I'm so bad at keeping up with this, but that doesn't mean I haven't been reading great journalism, great fiction books, great non-fiction books. Since I'm on sabbatical, I'm actually reading even more than usual. But, since I have failed to update the blog, here is a list of the best works I've read since the winter:
* April 7, 2022: Inside an L.A. youth home where a violent clash ended in a counselor's death. Los Angeles Times reporter James Queally heard about a youth counselor being beaten to death by teens in an LA group home. He tweeted that he then spent the next year figuring out what led to this tragedy.
This piece just showcases what terrific reporting looks like -- finding and rubbing together public documents, conducting great interviews. Excellent piece of journalism.
* March 22, 2022: 'This Whole Thing Has F---ed Me Up': When the Raiders’ Henry Ruggs III drove 127 mph into a stranger’s car, a man living in a nearby garage rushed into the fiery chaos. Tony Rodriguez did not, ultimately, save Tina Tintor—and that haunts him to this day. This is a Sports Illustrated piece in the vein of the OLD Sports Illustrated, completed with a former senior writer for the magazine, Jeff Pearlman.
When I was young, SI was the pinnacle of sports journalism. It showcased longform before "longform" was a word or descriptor.
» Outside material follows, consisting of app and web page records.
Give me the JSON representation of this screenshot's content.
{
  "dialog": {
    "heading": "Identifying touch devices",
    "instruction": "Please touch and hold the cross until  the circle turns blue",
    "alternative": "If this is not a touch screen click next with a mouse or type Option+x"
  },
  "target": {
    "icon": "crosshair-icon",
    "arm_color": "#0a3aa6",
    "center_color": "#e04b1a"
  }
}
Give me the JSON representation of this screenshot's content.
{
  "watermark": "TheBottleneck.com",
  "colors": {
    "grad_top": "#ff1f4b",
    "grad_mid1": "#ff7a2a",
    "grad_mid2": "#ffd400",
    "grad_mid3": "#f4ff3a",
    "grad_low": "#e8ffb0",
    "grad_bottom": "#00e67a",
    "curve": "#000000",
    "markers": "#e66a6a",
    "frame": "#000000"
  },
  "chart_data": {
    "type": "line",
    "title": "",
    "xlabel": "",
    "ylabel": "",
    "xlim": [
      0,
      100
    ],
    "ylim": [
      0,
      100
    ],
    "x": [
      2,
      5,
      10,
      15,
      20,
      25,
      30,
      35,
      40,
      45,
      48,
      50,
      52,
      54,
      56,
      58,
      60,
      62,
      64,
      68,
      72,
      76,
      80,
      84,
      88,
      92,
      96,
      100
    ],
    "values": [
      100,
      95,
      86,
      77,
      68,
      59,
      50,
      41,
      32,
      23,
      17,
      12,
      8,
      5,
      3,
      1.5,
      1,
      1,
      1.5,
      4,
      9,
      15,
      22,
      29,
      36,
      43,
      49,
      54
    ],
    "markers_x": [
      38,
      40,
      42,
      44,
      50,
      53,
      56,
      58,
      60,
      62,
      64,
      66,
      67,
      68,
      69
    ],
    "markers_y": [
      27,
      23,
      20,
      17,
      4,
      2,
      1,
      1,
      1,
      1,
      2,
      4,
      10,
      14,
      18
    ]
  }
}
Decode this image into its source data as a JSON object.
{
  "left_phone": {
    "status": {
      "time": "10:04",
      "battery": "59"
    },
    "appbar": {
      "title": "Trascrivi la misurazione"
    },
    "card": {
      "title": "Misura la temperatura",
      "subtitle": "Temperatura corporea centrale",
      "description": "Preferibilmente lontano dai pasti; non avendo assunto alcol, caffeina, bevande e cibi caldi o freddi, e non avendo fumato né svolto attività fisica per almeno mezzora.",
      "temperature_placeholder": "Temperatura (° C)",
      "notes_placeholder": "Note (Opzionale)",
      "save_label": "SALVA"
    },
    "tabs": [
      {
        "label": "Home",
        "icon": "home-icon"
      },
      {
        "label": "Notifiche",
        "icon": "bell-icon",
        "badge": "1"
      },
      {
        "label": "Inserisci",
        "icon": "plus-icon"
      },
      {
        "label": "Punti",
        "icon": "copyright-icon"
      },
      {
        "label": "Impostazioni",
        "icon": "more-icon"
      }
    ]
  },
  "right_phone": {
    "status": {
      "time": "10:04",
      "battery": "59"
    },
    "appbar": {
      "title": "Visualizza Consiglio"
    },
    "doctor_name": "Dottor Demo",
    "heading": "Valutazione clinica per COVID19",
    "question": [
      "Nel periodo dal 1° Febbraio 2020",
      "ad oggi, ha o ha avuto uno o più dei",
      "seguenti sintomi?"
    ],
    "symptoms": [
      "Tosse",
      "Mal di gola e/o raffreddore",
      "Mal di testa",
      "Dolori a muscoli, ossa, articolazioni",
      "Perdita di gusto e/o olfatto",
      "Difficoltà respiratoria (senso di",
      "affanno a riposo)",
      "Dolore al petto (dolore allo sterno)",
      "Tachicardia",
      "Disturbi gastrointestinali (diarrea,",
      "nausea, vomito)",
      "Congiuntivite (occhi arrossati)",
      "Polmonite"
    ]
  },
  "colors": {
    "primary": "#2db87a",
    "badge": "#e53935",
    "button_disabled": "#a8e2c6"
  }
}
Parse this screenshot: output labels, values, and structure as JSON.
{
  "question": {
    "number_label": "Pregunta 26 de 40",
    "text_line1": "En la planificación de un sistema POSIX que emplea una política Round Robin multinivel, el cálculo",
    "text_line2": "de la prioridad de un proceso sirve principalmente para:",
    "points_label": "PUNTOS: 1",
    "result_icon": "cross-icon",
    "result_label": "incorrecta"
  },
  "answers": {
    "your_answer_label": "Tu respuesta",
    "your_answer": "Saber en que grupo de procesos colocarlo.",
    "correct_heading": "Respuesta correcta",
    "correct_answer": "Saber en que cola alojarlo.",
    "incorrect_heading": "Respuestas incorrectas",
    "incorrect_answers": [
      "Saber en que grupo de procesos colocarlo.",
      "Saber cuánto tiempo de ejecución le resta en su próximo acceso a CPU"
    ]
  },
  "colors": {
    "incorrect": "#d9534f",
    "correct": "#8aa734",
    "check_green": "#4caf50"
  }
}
The writers were pillars of what I, growing up, thought sports journalism was -- Gary Smith, Sally Jenkins, Leigh Montville, Frank Deford, Rick Reilly, Johnette Howard, Rick Telander. They told vivid, memorable stories.
Pearlman does exactly that in this piece. You aren't going to forget this one.
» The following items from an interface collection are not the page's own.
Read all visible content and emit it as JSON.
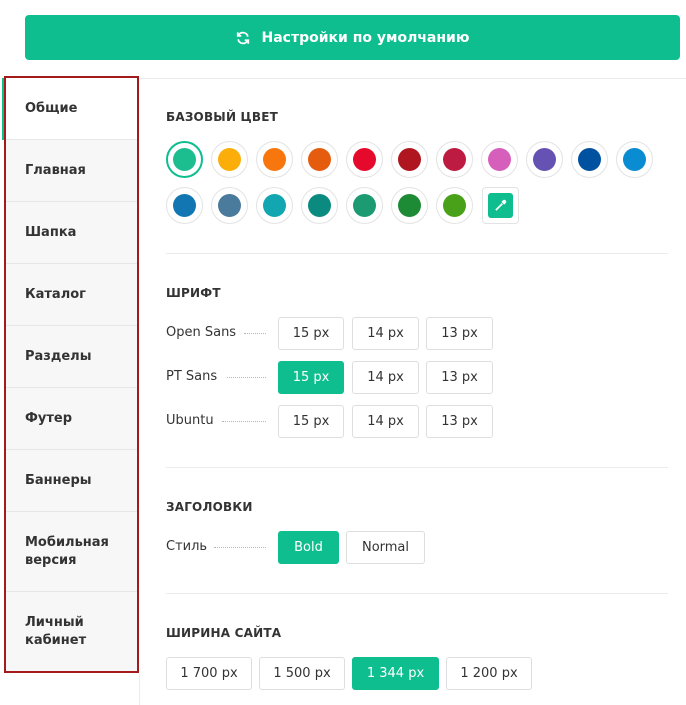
{
  "reset_button": {
    "label": "Настройки по умолчанию",
    "icon": "refresh-icon"
  },
  "accent_color": "#0fbe8f",
  "sidebar": {
    "items": [
      {
        "label": "Общие",
        "active": true
      },
      {
        "label": "Главная"
      },
      {
        "label": "Шапка"
      },
      {
        "label": "Каталог"
      },
      {
        "label": "Разделы"
      },
      {
        "label": "Футер"
      },
      {
        "label": "Баннеры"
      },
      {
        "label": "Мобильная\nверсия"
      },
      {
        "label": "Личный\nкабинет"
      }
    ]
  },
  "base_color": {
    "title": "БАЗОВЫЙ ЦВЕТ",
    "selected_index": 0,
    "colors": [
      "#1cbe8f",
      "#fbae0a",
      "#f7760e",
      "#e65c0f",
      "#e5092c",
      "#b0161f",
      "#be1b43",
      "#d65fbb",
      "#6652b2",
      "#0052a0",
      "#0a8cd3",
      "#1276b3",
      "#4a7a9c",
      "#12a6b0",
      "#0b8b80",
      "#1c9b72",
      "#1d8b36",
      "#49a11a"
    ],
    "picker_icon": "eyedropper-icon"
  },
  "font": {
    "title": "ШРИФТ",
    "rows": [
      {
        "name": "Open Sans",
        "sizes": [
          "15 px",
          "14 px",
          "13 px"
        ],
        "selected": -1
      },
      {
        "name": "PT Sans",
        "sizes": [
          "15 px",
          "14 px",
          "13 px"
        ],
        "selected": 0
      },
      {
        "name": "Ubuntu",
        "sizes": [
          "15 px",
          "14 px",
          "13 px"
        ],
        "selected": -1
      }
    ]
  },
  "headings": {
    "title": "ЗАГОЛОВКИ",
    "style_label": "Стиль",
    "options": [
      "Bold",
      "Normal"
    ],
    "selected": 0
  },
  "site_width": {
    "title": "ШИРИНА САЙТА",
    "options": [
      "1 700 px",
      "1 500 px",
      "1 344 px",
      "1 200 px"
    ],
    "selected": 2
  }
}
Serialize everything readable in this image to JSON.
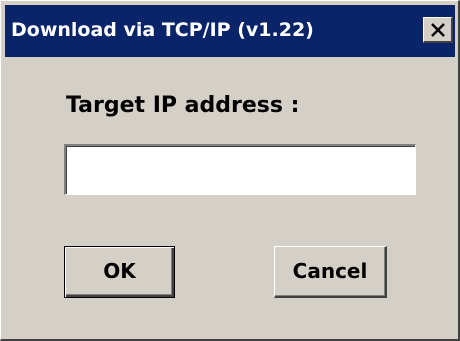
{
  "window": {
    "title": "Download via TCP/IP (v1.22)",
    "close_icon": "close-x-icon"
  },
  "form": {
    "label": "Target IP address :",
    "ip_value": "",
    "ip_placeholder": ""
  },
  "buttons": {
    "ok_label": "OK",
    "cancel_label": "Cancel"
  },
  "colors": {
    "titlebar": "#0a246a",
    "face": "#d4d0c8",
    "input_bg": "#ffffff"
  }
}
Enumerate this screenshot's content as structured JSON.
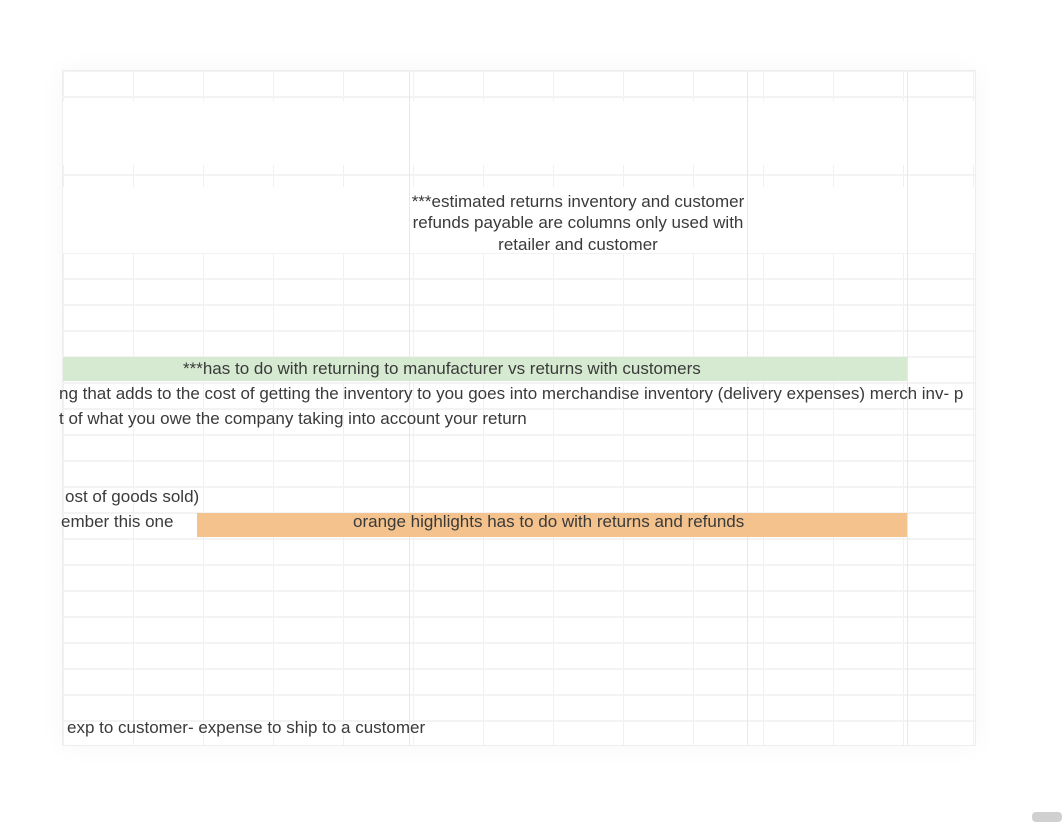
{
  "note_top": "***estimated returns inventory and customer refunds payable are columns only used with retailer and customer",
  "green_text": "***has to do with returning to manufacturer vs returns with customers",
  "longline_1": "ng that adds to the cost of getting the inventory to you goes into merchandise inventory (delivery expenses) merch inv- p",
  "longline_2": "t of what you owe the company taking into account your return",
  "cogs_fragment": "ost of goods sold)",
  "ember_fragment": "ember this one",
  "orange_text": "orange highlights has to do with returns and refunds",
  "ship_text": "exp to customer- expense to ship to a customer",
  "colors": {
    "green_highlight": "#d6ead1",
    "orange_highlight": "#f3c28d"
  }
}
* March 15, 2022: Lia Thomas controversy surrounds NCAA swimming championships, incites national debate. There is no more divisive topic in politics and sport right now than the trans athlete. (That is insane to me, given that trans people make up .5 percent of the population and even fewer are competing in athletics, but I digress.) The topic includes biology, psychology -- all these "sciency" things. The topic is complicated, nuanced, sensitive. Behind the "topic," though, is a human being.
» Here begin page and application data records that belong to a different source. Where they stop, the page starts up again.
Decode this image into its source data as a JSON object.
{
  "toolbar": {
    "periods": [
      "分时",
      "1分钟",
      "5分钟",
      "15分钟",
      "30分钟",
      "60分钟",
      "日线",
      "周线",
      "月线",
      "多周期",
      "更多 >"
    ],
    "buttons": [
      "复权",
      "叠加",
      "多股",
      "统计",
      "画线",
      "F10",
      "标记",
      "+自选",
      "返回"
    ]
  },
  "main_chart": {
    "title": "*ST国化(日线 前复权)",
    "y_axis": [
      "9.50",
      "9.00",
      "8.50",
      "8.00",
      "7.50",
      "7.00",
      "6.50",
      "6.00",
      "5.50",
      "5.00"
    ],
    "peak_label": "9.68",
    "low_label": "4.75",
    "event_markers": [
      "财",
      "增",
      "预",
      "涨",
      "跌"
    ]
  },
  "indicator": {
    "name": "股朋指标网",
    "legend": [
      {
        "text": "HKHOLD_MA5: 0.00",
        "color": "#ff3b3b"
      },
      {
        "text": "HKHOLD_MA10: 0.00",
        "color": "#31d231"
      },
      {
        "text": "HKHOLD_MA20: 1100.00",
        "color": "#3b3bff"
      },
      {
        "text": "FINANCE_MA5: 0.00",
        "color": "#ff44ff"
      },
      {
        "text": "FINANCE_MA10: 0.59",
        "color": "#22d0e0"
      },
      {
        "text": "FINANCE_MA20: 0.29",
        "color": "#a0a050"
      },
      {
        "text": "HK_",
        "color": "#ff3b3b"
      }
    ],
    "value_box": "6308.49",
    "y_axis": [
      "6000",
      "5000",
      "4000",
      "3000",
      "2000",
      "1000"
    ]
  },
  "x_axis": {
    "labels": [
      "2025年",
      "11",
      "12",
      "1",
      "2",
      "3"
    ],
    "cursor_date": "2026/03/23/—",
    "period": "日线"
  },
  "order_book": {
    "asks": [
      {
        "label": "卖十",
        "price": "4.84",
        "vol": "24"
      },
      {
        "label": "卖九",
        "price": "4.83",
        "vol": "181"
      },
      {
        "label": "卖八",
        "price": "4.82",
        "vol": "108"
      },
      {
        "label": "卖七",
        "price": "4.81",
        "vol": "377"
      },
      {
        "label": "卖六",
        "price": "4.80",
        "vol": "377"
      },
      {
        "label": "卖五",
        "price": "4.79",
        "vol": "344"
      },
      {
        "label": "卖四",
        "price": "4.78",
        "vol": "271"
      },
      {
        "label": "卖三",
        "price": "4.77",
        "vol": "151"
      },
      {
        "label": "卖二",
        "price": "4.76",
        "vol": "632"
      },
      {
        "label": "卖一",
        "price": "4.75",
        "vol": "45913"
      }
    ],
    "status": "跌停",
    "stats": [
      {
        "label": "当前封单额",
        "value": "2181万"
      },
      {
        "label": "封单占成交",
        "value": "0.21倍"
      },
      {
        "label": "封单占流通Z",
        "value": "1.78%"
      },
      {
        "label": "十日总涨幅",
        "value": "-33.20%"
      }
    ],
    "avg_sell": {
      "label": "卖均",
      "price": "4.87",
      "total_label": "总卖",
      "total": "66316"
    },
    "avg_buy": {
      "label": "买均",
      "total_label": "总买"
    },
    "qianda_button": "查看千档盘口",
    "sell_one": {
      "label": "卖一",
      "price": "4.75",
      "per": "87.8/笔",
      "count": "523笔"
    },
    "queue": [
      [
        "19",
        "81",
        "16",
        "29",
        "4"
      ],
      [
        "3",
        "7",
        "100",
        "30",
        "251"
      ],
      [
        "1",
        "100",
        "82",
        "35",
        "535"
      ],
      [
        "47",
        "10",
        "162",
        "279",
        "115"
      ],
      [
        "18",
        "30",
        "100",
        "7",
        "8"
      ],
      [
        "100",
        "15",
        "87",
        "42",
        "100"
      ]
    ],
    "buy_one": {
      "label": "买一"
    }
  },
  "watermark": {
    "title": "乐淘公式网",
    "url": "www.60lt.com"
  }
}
There is no better writer on all of this than ESPN's Katie Barnes. And Barnes hits this out of the park by making the complicated understandable with a non-judgmental perspective while still bringing the humanity out.
If you're looking for some great fiction, "Cloud Cuckoo Land" by Anthony Doerr is my favorite so far this year.
2019 FIFA Women's World Cup: Media, Fandom, and Soccer's Biggest Stage is available online and in hardback from Palgrave Macmillan.
Molly Yanity, Ph.D.